Abstract

http://ssrn.com/abstract=1497062
 
 

References (177)



 


 



Who Has 'The Right Stuff'? Educational Elites, Entrepreneurship and Institutional Change in China


Charles E. Eesley


Stanford University

June 30, 2011


Abstract:     
Our understanding of the connection between institutions and entrepreneurship is limited. Through their impact on barriers to entry and to growth in entrepreneurship, institutions will influence the types of individuals (specifically their level of human capital) who choose to engage in entrepreneurial activities. This paper shows that when barriers to the growth of entrepreneurial firms are reduced, individuals with higher human capital become entrepreneurs. By exploiting a natural experiment - embodied in the 1999 Chinese constitutional amendment - it is possible to implement a differences-in-differences approach to analyze the causal impact of institutional change on entrepreneurship. Unique data were collected through survey responses from 2,966 alumni who graduated from a leading technical university in China between 1947 and 2007. The results show that the greatest increase in the transition to entrepreneurship was generated by individuals belonging to the top quartiles of a human capital distribution.

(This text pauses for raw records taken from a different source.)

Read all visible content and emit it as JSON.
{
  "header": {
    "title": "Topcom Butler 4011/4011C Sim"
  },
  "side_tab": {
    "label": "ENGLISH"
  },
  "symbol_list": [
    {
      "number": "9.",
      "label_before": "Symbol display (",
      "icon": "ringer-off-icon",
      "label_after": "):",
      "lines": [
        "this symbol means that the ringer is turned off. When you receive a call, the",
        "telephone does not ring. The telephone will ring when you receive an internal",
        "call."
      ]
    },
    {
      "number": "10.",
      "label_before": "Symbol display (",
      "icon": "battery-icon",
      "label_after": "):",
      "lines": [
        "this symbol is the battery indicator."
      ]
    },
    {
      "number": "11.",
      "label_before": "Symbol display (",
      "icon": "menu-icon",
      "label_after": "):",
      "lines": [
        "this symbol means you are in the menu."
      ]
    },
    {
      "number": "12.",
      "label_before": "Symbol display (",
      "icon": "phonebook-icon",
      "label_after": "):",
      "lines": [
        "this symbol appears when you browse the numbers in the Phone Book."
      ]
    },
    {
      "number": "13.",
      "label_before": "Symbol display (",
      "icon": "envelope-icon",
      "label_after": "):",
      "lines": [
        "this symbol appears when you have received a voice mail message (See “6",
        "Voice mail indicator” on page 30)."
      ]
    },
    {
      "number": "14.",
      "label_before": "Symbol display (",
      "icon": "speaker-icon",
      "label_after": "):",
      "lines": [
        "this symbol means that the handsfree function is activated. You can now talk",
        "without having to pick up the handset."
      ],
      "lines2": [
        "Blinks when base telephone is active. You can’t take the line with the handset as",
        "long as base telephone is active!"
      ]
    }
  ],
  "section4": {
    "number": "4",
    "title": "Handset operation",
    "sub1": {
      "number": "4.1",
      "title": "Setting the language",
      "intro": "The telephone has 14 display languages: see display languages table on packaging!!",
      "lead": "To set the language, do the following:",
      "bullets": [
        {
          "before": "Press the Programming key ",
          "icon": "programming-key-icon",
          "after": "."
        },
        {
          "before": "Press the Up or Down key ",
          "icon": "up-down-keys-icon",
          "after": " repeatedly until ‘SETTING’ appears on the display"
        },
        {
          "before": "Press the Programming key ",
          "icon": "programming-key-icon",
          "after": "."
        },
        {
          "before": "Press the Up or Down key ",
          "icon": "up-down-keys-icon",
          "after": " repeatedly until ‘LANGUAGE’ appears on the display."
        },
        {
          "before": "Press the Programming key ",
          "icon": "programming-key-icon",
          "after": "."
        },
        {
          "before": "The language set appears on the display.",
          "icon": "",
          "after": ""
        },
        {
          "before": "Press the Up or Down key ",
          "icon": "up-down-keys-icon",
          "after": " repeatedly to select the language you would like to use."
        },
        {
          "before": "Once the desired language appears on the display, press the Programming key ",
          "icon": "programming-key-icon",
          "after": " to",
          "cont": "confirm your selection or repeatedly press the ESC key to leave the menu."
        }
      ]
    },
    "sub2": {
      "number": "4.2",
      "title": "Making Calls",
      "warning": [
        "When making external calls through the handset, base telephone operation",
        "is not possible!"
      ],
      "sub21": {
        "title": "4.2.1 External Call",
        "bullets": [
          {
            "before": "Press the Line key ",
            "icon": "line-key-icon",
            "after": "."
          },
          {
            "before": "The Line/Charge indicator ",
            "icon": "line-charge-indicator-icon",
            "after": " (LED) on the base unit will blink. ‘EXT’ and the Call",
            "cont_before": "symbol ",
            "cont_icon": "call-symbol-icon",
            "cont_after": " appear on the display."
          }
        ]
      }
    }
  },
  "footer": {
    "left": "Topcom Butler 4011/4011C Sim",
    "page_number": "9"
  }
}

Number of Pages in PDF File: 32

Keywords: entrepreneurship, institutional theory, China, human capital

working papers series


Download This Paper

Date posted: October 31, 2009 ; Last revised: July 13, 2011

Suggested Citation

Eesley, Charles E., Who Has 'The Right Stuff'? Educational Elites, Entrepreneurship and Institutional Change in China (June 30, 2011). Available at SSRN: http://ssrn.com/abstract=1497062 or http://dx.doi.org/10.2139/ssrn.1497062

Contact Information

Charles E. Eesley (Contact Author)
Stanford University ( email )
473 Via Ortega
Stanford, CA 94305-9025
United States
(740) 236-4653 (Phone)
HOME PAGE: http://www.stanford.edu/~cee
Feedback to SSRN


Paper statistics
Abstract Views: 1,095
Downloads: 284
Download Rank: 61,159
References:  177
Paper comments
No comments have been made on this paper

© 2014 Social Science Electronic Publishing, Inc. All Rights Reserved.  FAQ   Terms of Use   Privacy Policy   Copyright   Contact Us
This page was processed by apollo5 in 0.265 seconds